An exact repetition of every entry, with no images, is the required answer.

┌─ Input records

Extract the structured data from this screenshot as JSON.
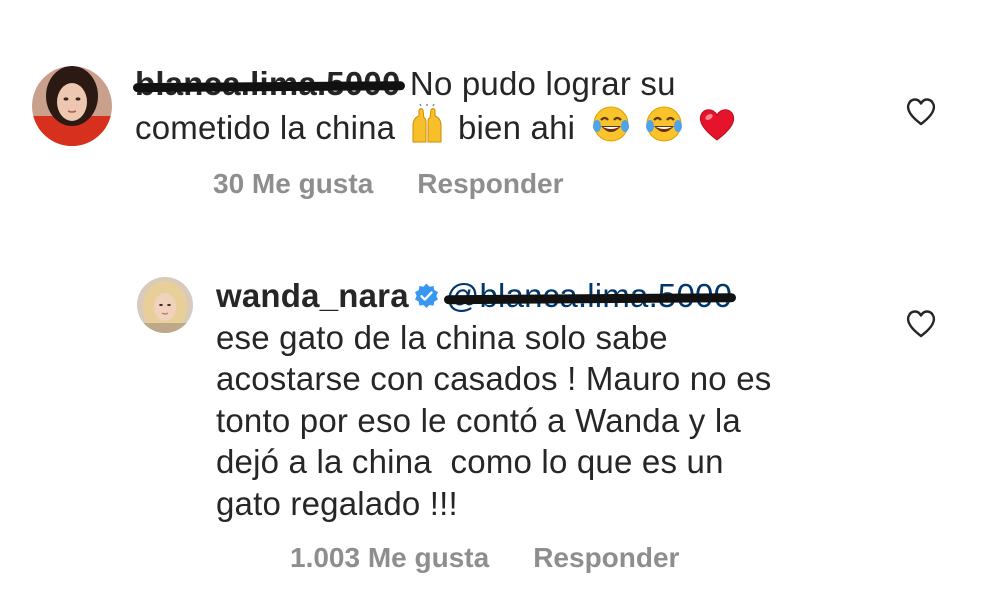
{
  "comments": [
    {
      "username_redacted": "blanca.lima.5000",
      "text_line1": "No pudo lograr su",
      "text_line2_a": "cometido la china",
      "text_line2_b": "bien ahi",
      "emojis": [
        "raising-hands-icon",
        "tears-of-joy-icon",
        "tears-of-joy-icon",
        "red-heart-icon"
      ],
      "likes": "30 Me gusta",
      "reply": "Responder"
    },
    {
      "username": "wanda_nara",
      "verified": true,
      "mention_redacted": "@blanca.lima.5000",
      "lines": [
        "ese gato de la china solo sabe",
        "acostarse con casados ! Mauro no es",
        "tonto por eso le contó a Wanda y la",
        "dejó a la china  como lo que es un",
        "gato regalado !!!"
      ],
      "likes": "1.003 Me gusta",
      "reply": "Responder"
    }
  ],
  "colors": {
    "text": "#262626",
    "meta": "#8e8e8e",
    "verified_blue": "#3897f0",
    "mention": "#00376b"
  }
}
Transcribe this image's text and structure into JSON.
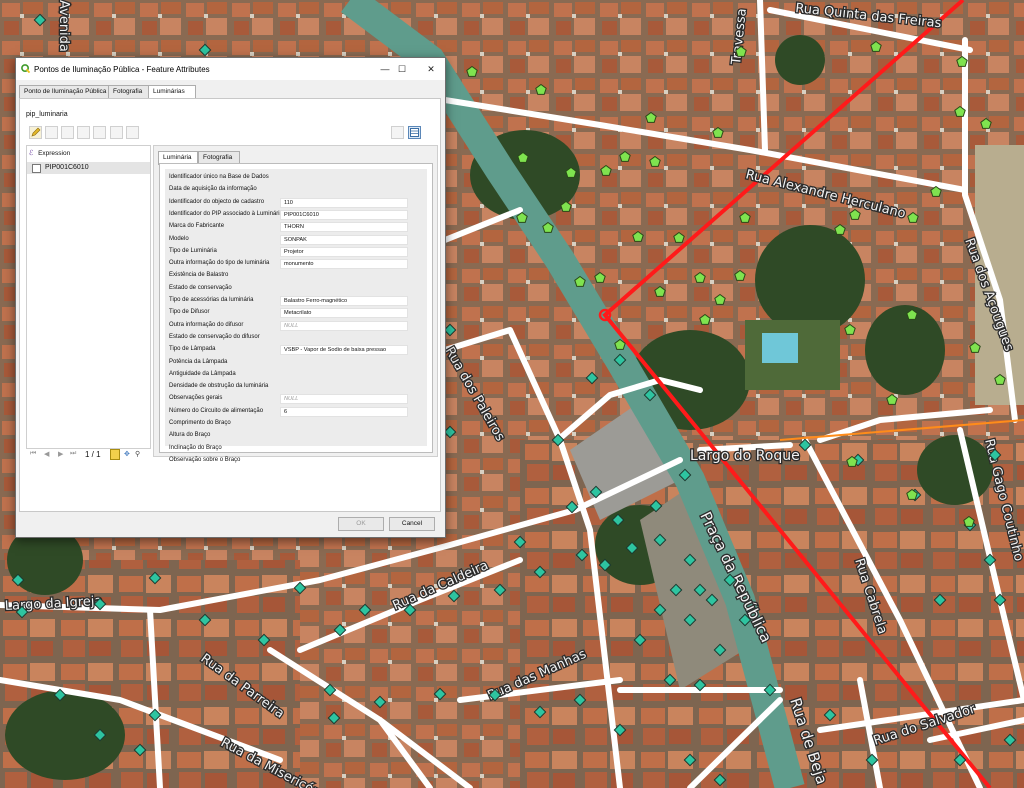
{
  "window": {
    "title": "Pontos de Iluminação Pública - Feature Attributes",
    "minimize": "—",
    "maximize": "☐",
    "close": "✕"
  },
  "tabs": [
    {
      "label": "Ponto de Iluminação Pública"
    },
    {
      "label": "Fotografia"
    },
    {
      "label": "Luminárias",
      "active": true
    }
  ],
  "layer_name": "pip_luminaria",
  "left_pane": {
    "expression_label": "Expression",
    "features": [
      "PIP001C6010"
    ]
  },
  "navigation": {
    "counter": "1 / 1"
  },
  "inner_tabs": [
    {
      "label": "Luminária",
      "active": true
    },
    {
      "label": "Fotografia"
    }
  ],
  "fields": [
    {
      "label": "Identificador único na Base de Dados",
      "value": null
    },
    {
      "label": "Data de aquisição da informação",
      "value": null
    },
    {
      "label": "Identificador do objecto de cadastro",
      "value": "110"
    },
    {
      "label": "Identificador do PIP associado à Luminária",
      "value": "PIP001C6010"
    },
    {
      "label": "Marca do Fabricante",
      "value": "THORN"
    },
    {
      "label": "Modelo",
      "value": "SONPAK"
    },
    {
      "label": "Tipo de Luminária",
      "value": "Projetor"
    },
    {
      "label": "Outra informação do tipo de luminária",
      "value": "monumento"
    },
    {
      "label": "Existência de Balastro",
      "value": null
    },
    {
      "label": "Estado de conservação",
      "value": null
    },
    {
      "label": "Tipo de acessórias da luminária",
      "value": "Balastro Ferro-magnético"
    },
    {
      "label": "Tipo de Difusor",
      "value": "Metacrilato"
    },
    {
      "label": "Outra informação do difusor",
      "value": "NULL"
    },
    {
      "label": "Estado de conservação do difusor",
      "value": null
    },
    {
      "label": "Tipo de Lâmpada",
      "value": "VSBP - Vapor de Sodio de baixa pressao"
    },
    {
      "label": "Potência da Lâmpada",
      "value": null
    },
    {
      "label": "Antiguidade da Lâmpada",
      "value": null
    },
    {
      "label": "Densidade de obstrução da luminária",
      "value": null
    },
    {
      "label": "Observações gerais",
      "value": "NULL"
    },
    {
      "label": "Número do Circuito de alimentação",
      "value": "6"
    },
    {
      "label": "Comprimento do Braço",
      "value": null
    },
    {
      "label": "Altura do Braço",
      "value": null
    },
    {
      "label": "Inclinação do Braço",
      "value": null
    },
    {
      "label": "Observação sobre o Braço",
      "value": null
    }
  ],
  "buttons": {
    "ok": "OK",
    "cancel": "Cancel"
  },
  "map": {
    "street_labels": [
      "Rua Quinta das Freiras",
      "Rua Alexandre Herculano",
      "Largo do Roque",
      "Praça da República",
      "Rua de Beja",
      "Rua da Caldeira",
      "Rua da Parreira",
      "Rua das Manhas",
      "Largo da Igreja",
      "Rua da Misericórdia",
      "Rua do Salvador",
      "Rua Gago Coutinho",
      "Rua dos Açougues",
      "Rua Cabrela",
      "Rua dos Paleiros",
      "Avenida",
      "Travessa"
    ],
    "colors": {
      "road": "#ffffff",
      "road_teal": "#5f9c8c",
      "selection_line": "#ff1a1a",
      "point_teal": "#2ec4a0",
      "point_green": "#7fe34f",
      "boundary": "#ff8c1a"
    }
  }
}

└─

Result of the task:
Extract the structured data from this screenshot as JSON.
{
  "comments": [
    {
      "username_redacted": "blanca.lima.5000",
      "text_line1": "No pudo lograr su",
      "text_line2_a": "cometido la china",
      "text_line2_b": "bien ahi",
      "emojis": [
        "raising-hands-icon",
        "tears-of-joy-icon",
        "tears-of-joy-icon",
        "red-heart-icon"
      ],
      "likes": "30 Me gusta",
      "reply": "Responder"
    },
    {
      "username": "wanda_nara",
      "verified": true,
      "mention_redacted": "@blanca.lima.5000",
      "lines": [
        "ese gato de la china solo sabe",
        "acostarse con casados ! Mauro no es",
        "tonto por eso le contó a Wanda y la",
        "dejó a la china  como lo que es un",
        "gato regalado !!!"
      ],
      "likes": "1.003 Me gusta",
      "reply": "Responder"
    }
  ],
  "colors": {
    "text": "#262626",
    "meta": "#8e8e8e",
    "verified_blue": "#3897f0",
    "mention": "#00376b"
  }
}
Transcribe this image's text and structure into JSON.
{
  "window": {
    "title": "Pontos de Iluminação Pública - Feature Attributes",
    "minimize": "—",
    "maximize": "☐",
    "close": "✕"
  },
  "tabs": [
    {
      "label": "Ponto de Iluminação Pública"
    },
    {
      "label": "Fotografia"
    },
    {
      "label": "Luminárias",
      "active": true
    }
  ],
  "layer_name": "pip_luminaria",
  "left_pane": {
    "expression_label": "Expression",
    "features": [
      "PIP001C6010"
    ]
  },
  "navigation": {
    "counter": "1 / 1"
  },
  "inner_tabs": [
    {
      "label": "Luminária",
      "active": true
    },
    {
      "label": "Fotografia"
    }
  ],
  "fields": [
    {
      "label": "Identificador único na Base de Dados",
      "value": null
    },
    {
      "label": "Data de aquisição da informação",
      "value": null
    },
    {
      "label": "Identificador do objecto de cadastro",
      "value": "110"
    },
    {
      "label": "Identificador do PIP associado à Luminária",
      "value": "PIP001C6010"
    },
    {
      "label": "Marca do Fabricante",
      "value": "THORN"
    },
    {
      "label": "Modelo",
      "value": "SONPAK"
    },
    {
      "label": "Tipo de Luminária",
      "value": "Projetor"
    },
    {
      "label": "Outra informação do tipo de luminária",
      "value": "monumento"
    },
    {
      "label": "Existência de Balastro",
      "value": null
    },
    {
      "label": "Estado de conservação",
      "value": null
    },
    {
      "label": "Tipo de acessórias da luminária",
      "value": "Balastro Ferro-magnético"
    },
    {
      "label": "Tipo de Difusor",
      "value": "Metacrilato"
    },
    {
      "label": "Outra informação do difusor",
      "value": "NULL"
    },
    {
      "label": "Estado de conservação do difusor",
      "value": null
    },
    {
      "label": "Tipo de Lâmpada",
      "value": "VSBP - Vapor de Sodio de baixa pressao"
    },
    {
      "label": "Potência da Lâmpada",
      "value": null
    },
    {
      "label": "Antiguidade da Lâmpada",
      "value": null
    },
    {
      "label": "Densidade de obstrução da luminária",
      "value": null
    },
    {
      "label": "Observações gerais",
      "value": "NULL"
    },
    {
      "label": "Número do Circuito de alimentação",
      "value": "6"
    },
    {
      "label": "Comprimento do Braço",
      "value": null
    },
    {
      "label": "Altura do Braço",
      "value": null
    },
    {
      "label": "Inclinação do Braço",
      "value": null
    },
    {
      "label": "Observação sobre o Braço",
      "value": null
    }
  ],
  "buttons": {
    "ok": "OK",
    "cancel": "Cancel"
  },
  "map": {
    "street_labels": [
      "Rua Quinta das Freiras",
      "Rua Alexandre Herculano",
      "Largo do Roque",
      "Praça da República",
      "Rua de Beja",
      "Rua da Caldeira",
      "Rua da Parreira",
      "Rua das Manhas",
      "Largo da Igreja",
      "Rua da Misericórdia",
      "Rua do Salvador",
      "Rua Gago Coutinho",
      "Rua dos Açougues",
      "Rua Cabrela",
      "Rua dos Paleiros",
      "Avenida",
      "Travessa"
    ],
    "colors": {
      "road": "#ffffff",
      "road_teal": "#5f9c8c",
      "selection_line": "#ff1a1a",
      "point_teal": "#2ec4a0",
      "point_green": "#7fe34f",
      "boundary": "#ff8c1a"
    }
  }
}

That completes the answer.